__EXERCISE GOAL__
Your answer should consist of each line from the data below that contains "Training".

(Element data from apps and pages)
^^^^^^^^

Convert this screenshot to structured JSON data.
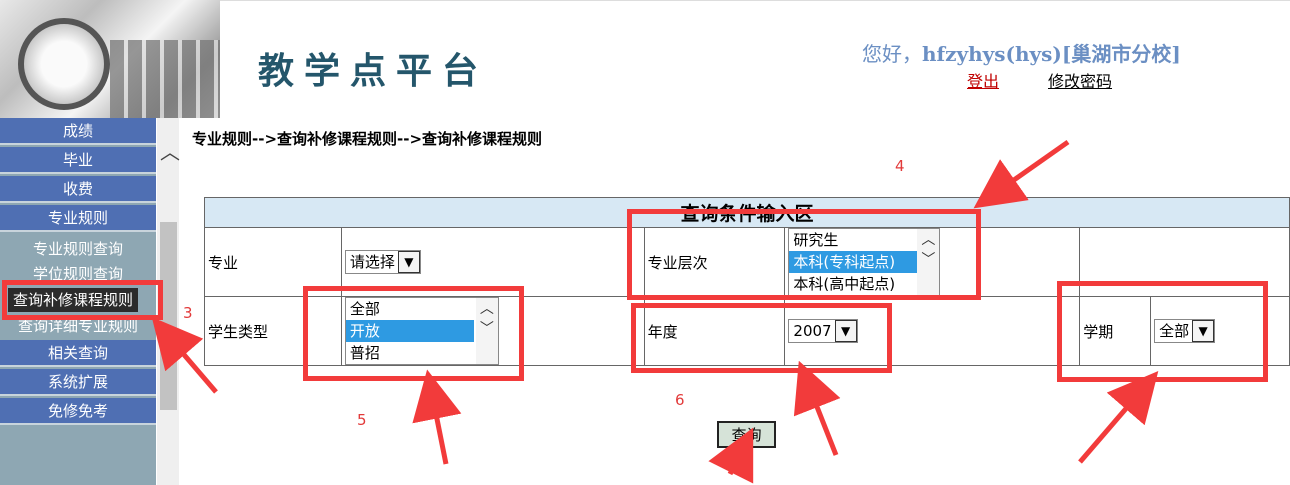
{
  "header": {
    "brand": "教学点平台",
    "greeting_prefix": "您好，",
    "username": "hfzyhys(hys)",
    "campus": "[巢湖市分校]",
    "logout": "登出",
    "change_password": "修改密码"
  },
  "sidebar": {
    "items": [
      {
        "label": "成绩"
      },
      {
        "label": "毕业"
      },
      {
        "label": "收费"
      },
      {
        "label": "专业规则"
      }
    ],
    "subitems": [
      {
        "label": "专业规则查询"
      },
      {
        "label": "学位规则查询"
      },
      {
        "label": "查询补修课程规则"
      },
      {
        "label": "查询详细专业规则"
      }
    ],
    "items_after": [
      {
        "label": "相关查询"
      },
      {
        "label": "系统扩展"
      },
      {
        "label": "免修免考"
      }
    ]
  },
  "breadcrumb": "专业规则-->查询补修课程规则-->查询补修课程规则",
  "form": {
    "title": "查询条件输入区",
    "major_label": "专业",
    "major_value": "请选择",
    "level_label": "专业层次",
    "level_options": [
      "研究生",
      "本科(专科起点)",
      "本科(高中起点)"
    ],
    "level_selected": "本科(专科起点)",
    "student_type_label": "学生类型",
    "student_type_options": [
      "全部",
      "开放",
      "普招"
    ],
    "student_type_selected": "开放",
    "year_label": "年度",
    "year_value": "2007",
    "term_label": "学期",
    "term_value": "全部",
    "submit": "查询"
  },
  "annotations": {
    "numbers": [
      "3",
      "4",
      "5",
      "6"
    ],
    "color": "#f23b3b"
  },
  "colors": {
    "menu_bg": "#4f6fb3",
    "sidebar_bg": "#8ea7b3",
    "brand": "#24566b",
    "greeting": "#6b8fc3",
    "table_title_bg": "#d7e8f4",
    "selected_option": "#2e9ae2"
  }
}
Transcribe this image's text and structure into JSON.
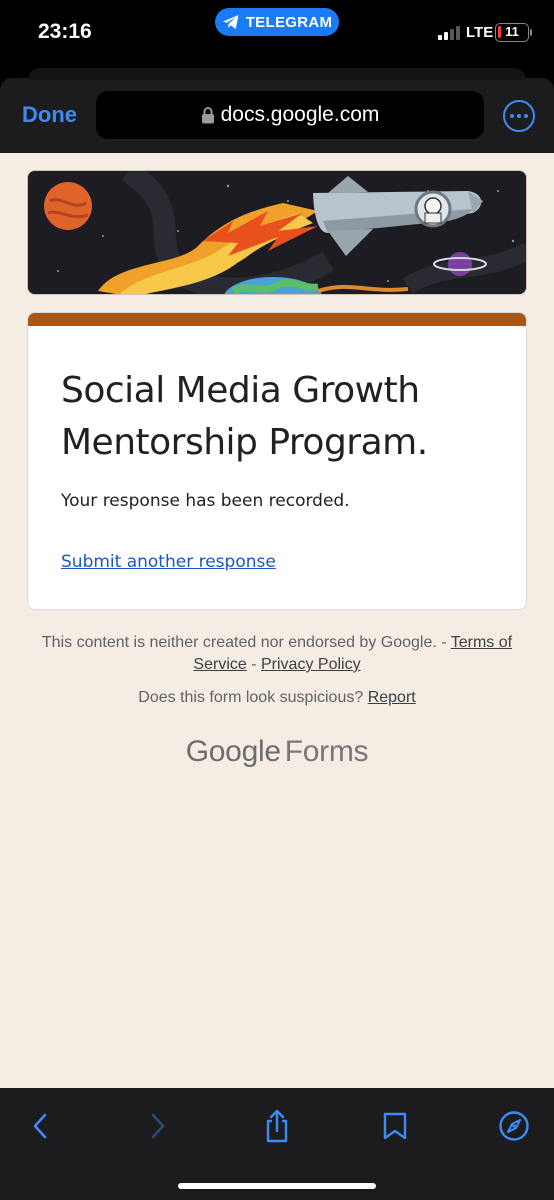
{
  "status_bar": {
    "time": "23:16",
    "app_pill": "TELEGRAM",
    "network": "LTE",
    "battery": "11",
    "battery_level": 0.11
  },
  "browser": {
    "done_label": "Done",
    "url": "docs.google.com"
  },
  "form": {
    "title": "Social Media Growth Mentorship Program.",
    "response_message": "Your response has been recorded.",
    "submit_another": "Submit another response"
  },
  "footer": {
    "disclaimer_text": "This content is neither created nor endorsed by Google. - ",
    "terms_link": "Terms of Service",
    "separator": " - ",
    "privacy_link": "Privacy Policy",
    "suspicious_text": "Does this form look suspicious? ",
    "report_link": "Report",
    "brand_google": "Google",
    "brand_forms": "Forms"
  },
  "icons": {
    "back": "chevron-left-icon",
    "forward": "chevron-right-icon",
    "share": "share-icon",
    "bookmarks": "book-icon",
    "open_in_browser": "compass-icon"
  },
  "colors": {
    "accent": "#a85614",
    "link": "#1a56c8",
    "ios_blue": "#3d8cf5",
    "telegram": "#1a7cf5",
    "page_bg": "#f5ece3"
  }
}
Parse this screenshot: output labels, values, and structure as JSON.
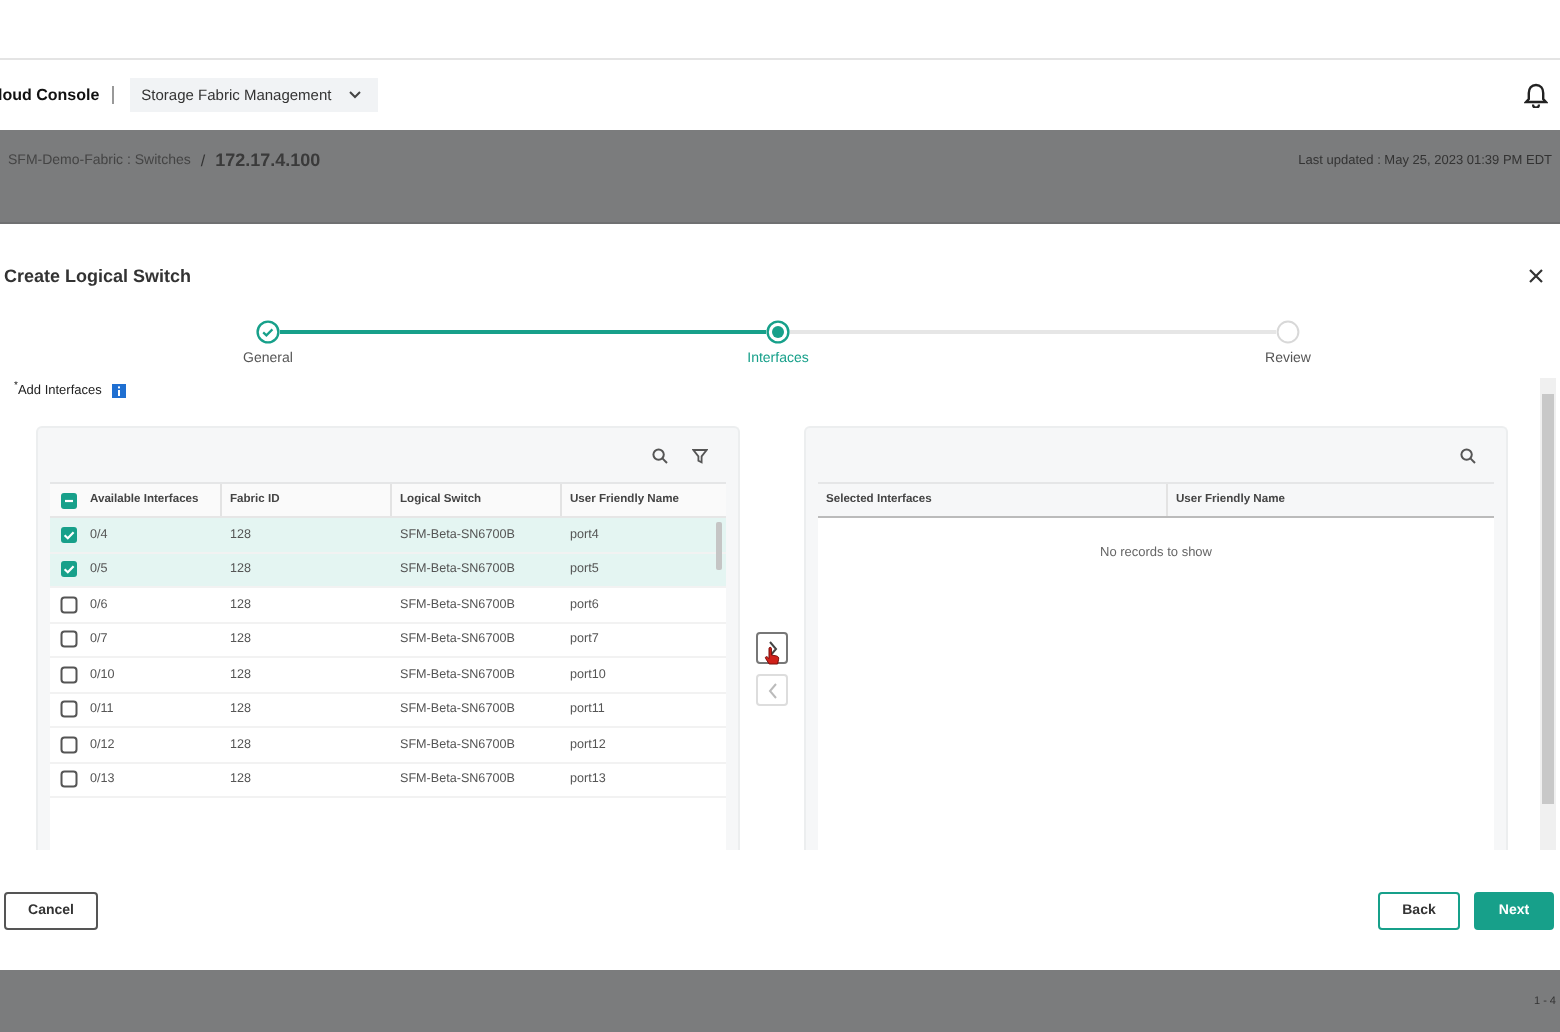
{
  "header": {
    "brand": "loud Console",
    "app_menu": "Storage Fabric Management"
  },
  "breadcrumb": {
    "parent": "SFM-Demo-Fabric : Switches",
    "separator": "/",
    "current": "172.17.4.100",
    "last_updated": "Last updated :  May 25, 2023 01:39 PM EDT"
  },
  "dialog": {
    "title": "Create Logical Switch",
    "steps": [
      {
        "label": "General",
        "done": true,
        "selected": false
      },
      {
        "label": "Interfaces",
        "done": false,
        "selected": true
      },
      {
        "label": "Review",
        "done": false,
        "selected": false
      }
    ],
    "required_mark": "*",
    "field_label": "Add Interfaces",
    "available": {
      "select_all_partial": true,
      "columns": [
        "Available Interfaces",
        "Fabric ID",
        "Logical Switch",
        "User Friendly Name"
      ],
      "rows": [
        {
          "cells": [
            "0/4",
            "128",
            "SFM-Beta-SN6700B",
            "port4"
          ],
          "selected": true
        },
        {
          "cells": [
            "0/5",
            "128",
            "SFM-Beta-SN6700B",
            "port5"
          ],
          "selected": true
        },
        {
          "cells": [
            "0/6",
            "128",
            "SFM-Beta-SN6700B",
            "port6"
          ],
          "selected": false
        },
        {
          "cells": [
            "0/7",
            "128",
            "SFM-Beta-SN6700B",
            "port7"
          ],
          "selected": false
        },
        {
          "cells": [
            "0/10",
            "128",
            "SFM-Beta-SN6700B",
            "port10"
          ],
          "selected": false
        },
        {
          "cells": [
            "0/11",
            "128",
            "SFM-Beta-SN6700B",
            "port11"
          ],
          "selected": false
        },
        {
          "cells": [
            "0/12",
            "128",
            "SFM-Beta-SN6700B",
            "port12"
          ],
          "selected": false
        },
        {
          "cells": [
            "0/13",
            "128",
            "SFM-Beta-SN6700B",
            "port13"
          ],
          "selected": false
        }
      ]
    },
    "transfer_buttons": [
      {
        "kind": "add",
        "disabled": false
      },
      {
        "kind": "remove",
        "disabled": true
      }
    ],
    "selected": {
      "columns": [
        "Selected Interfaces",
        "User Friendly Name"
      ],
      "empty_text": "No records to show"
    },
    "buttons": [
      {
        "label": "Cancel",
        "kind": "secondary"
      },
      {
        "label": "Back",
        "kind": "outline"
      },
      {
        "label": "Next",
        "kind": "primary"
      }
    ]
  },
  "footer": {
    "pagination": "1 - 4"
  }
}
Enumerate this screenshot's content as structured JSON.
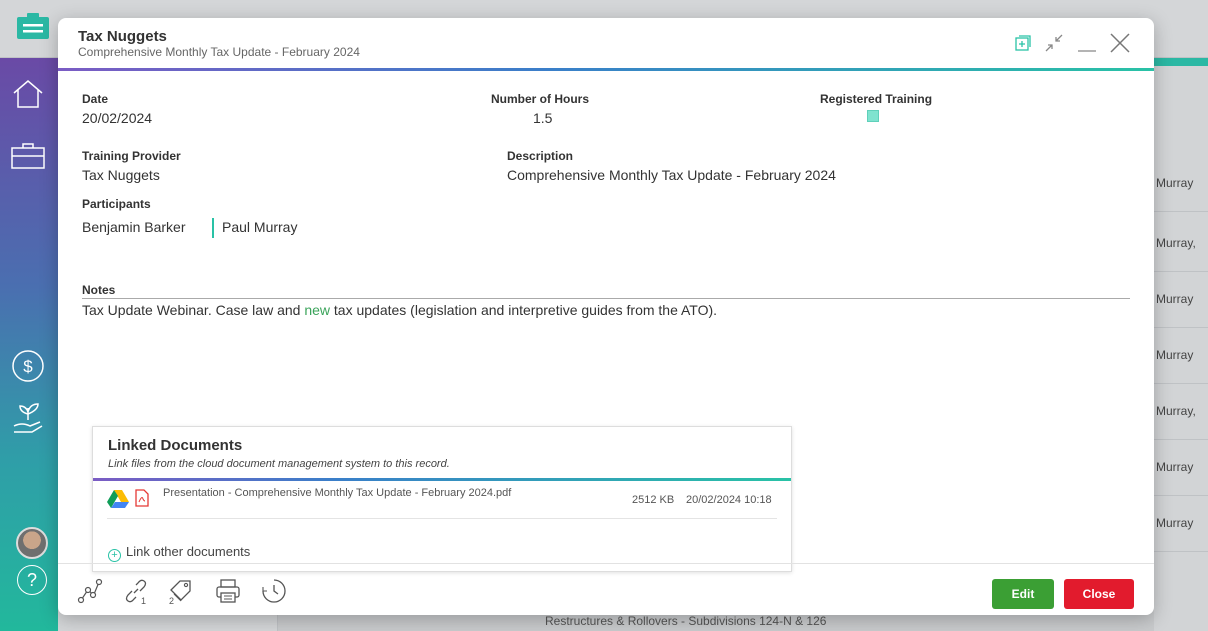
{
  "modal": {
    "title": "Tax Nuggets",
    "subtitle": "Comprehensive Monthly Tax Update - February 2024"
  },
  "fields": {
    "date_label": "Date",
    "date_value": "20/02/2024",
    "hours_label": "Number of Hours",
    "hours_value": "1.5",
    "registered_label": "Registered Training",
    "registered_checked": true,
    "provider_label": "Training Provider",
    "provider_value": "Tax Nuggets",
    "description_label": "Description",
    "description_value": "Comprehensive Monthly Tax Update - February 2024",
    "participants_label": "Participants",
    "participants": [
      "Benjamin Barker",
      "Paul Murray"
    ],
    "notes_label": "Notes",
    "notes_before": "Tax Update Webinar. Case law and ",
    "notes_highlight": "new",
    "notes_after": " tax updates (legislation and interpretive guides from the ATO)."
  },
  "documents": {
    "title": "Linked Documents",
    "subtitle": "Link files from the cloud document management system to this record.",
    "items": [
      {
        "name": "Presentation - Comprehensive Monthly Tax Update - February 2024.pdf",
        "size": "2512 KB",
        "date": "20/02/2024 10:18",
        "source_icon": "google-drive-icon",
        "type_icon": "pdf-icon"
      }
    ],
    "link_other": "Link other documents"
  },
  "footer": {
    "link_count": "1",
    "tag_count": "2",
    "edit_label": "Edit",
    "close_label": "Close"
  },
  "background": {
    "right_rows": [
      "l Murray",
      "l Murray,",
      "l Murray",
      "l Murray",
      "l Murray,",
      "l Murray",
      "l Murray"
    ],
    "bottom_text": "Restructures & Rollovers - Subdivisions 124-N & 126"
  },
  "colors": {
    "accent_teal": "#29c2a6",
    "accent_purple": "#7b5cc4",
    "edit_green": "#3b9f34",
    "close_red": "#e21b2d"
  }
}
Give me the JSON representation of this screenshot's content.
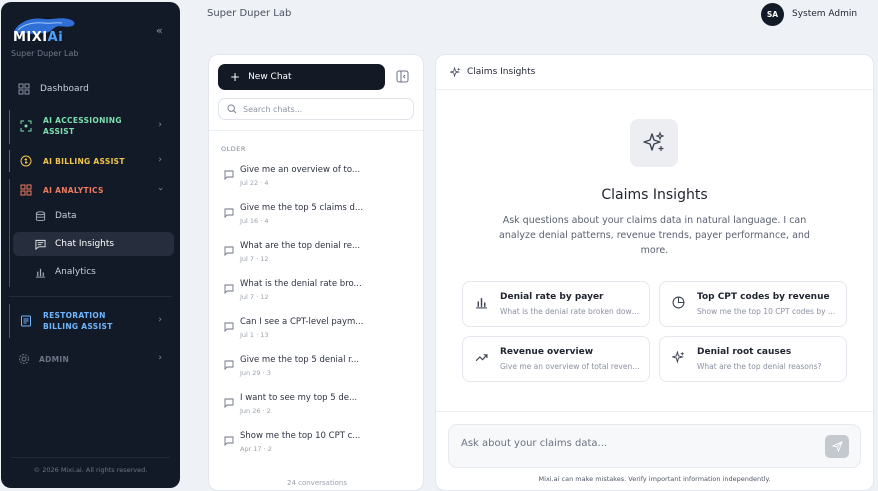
{
  "app": {
    "logo_text_main": "MIXI",
    "logo_text_accent": "Ai",
    "org_name": "Super Duper Lab"
  },
  "sidebar": {
    "collapse_icon": "double-chevron-left-icon",
    "dashboard_label": "Dashboard",
    "accessioning_label": "AI ACCESSIONING ASSIST",
    "billing_label": "AI BILLING ASSIST",
    "analytics_label": "AI ANALYTICS",
    "analytics_items": [
      {
        "label": "Data",
        "icon": "database-icon"
      },
      {
        "label": "Chat Insights",
        "icon": "chat-icon",
        "active": true
      },
      {
        "label": "Analytics",
        "icon": "bar-chart-icon"
      }
    ],
    "restoration_label": "RESTORATION BILLING ASSIST",
    "admin_label": "ADMIN",
    "footer": "© 2026 Mixi.ai. All rights reserved.",
    "colors": {
      "accessioning": "#7ee0b0",
      "billing": "#f3c64b",
      "analytics": "#f07a5e",
      "restoration": "#6fb6ff"
    }
  },
  "header": {
    "lab_name": "Super Duper Lab",
    "avatar_initials": "SA",
    "user_name": "System Admin"
  },
  "chat_list": {
    "new_chat_label": "New Chat",
    "search_placeholder": "Search chats...",
    "group_label": "OLDER",
    "items": [
      {
        "title": "Give me an overview of to...",
        "meta": "Jul 22  ·  4"
      },
      {
        "title": "Give me the top 5 claims d...",
        "meta": "Jul 16  ·  4"
      },
      {
        "title": "What are the top denial re...",
        "meta": "Jul 7  ·  12"
      },
      {
        "title": "What is the denial rate bro...",
        "meta": "Jul 7  ·  12"
      },
      {
        "title": "Can I see a CPT-level paym...",
        "meta": "Jul 1  ·  13"
      },
      {
        "title": "Give me the top 5 denial r...",
        "meta": "Jun 29  ·  3"
      },
      {
        "title": "I want to see my top 5 de...",
        "meta": "Jun 26  ·  2"
      },
      {
        "title": "Show me the top 10 CPT c...",
        "meta": "Apr 17  ·  2"
      }
    ],
    "conversations_count": "24 conversations"
  },
  "main": {
    "header_title": "Claims Insights",
    "hero_title": "Claims Insights",
    "hero_description": "Ask questions about your claims data in natural language. I can analyze denial patterns, revenue trends, payer performance, and more.",
    "cards": [
      {
        "title": "Denial rate by payer",
        "desc": "What is the denial rate broken down by payer?",
        "icon": "bar-chart-icon"
      },
      {
        "title": "Top CPT codes by revenue",
        "desc": "Show me the top 10 CPT codes by revenue",
        "icon": "pie-chart-icon"
      },
      {
        "title": "Revenue overview",
        "desc": "Give me an overview of total revenue",
        "icon": "trending-up-icon"
      },
      {
        "title": "Denial root causes",
        "desc": "What are the top denial reasons?",
        "icon": "sparkles-icon"
      }
    ],
    "input_placeholder": "Ask about your claims data...",
    "disclaimer": "Mixi.ai can make mistakes. Verify important information independently."
  }
}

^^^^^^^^

__OUTPUT OF THE EXERCISE__
    "registered_label": "Registered Training",
    "provider_label": "Training Provider",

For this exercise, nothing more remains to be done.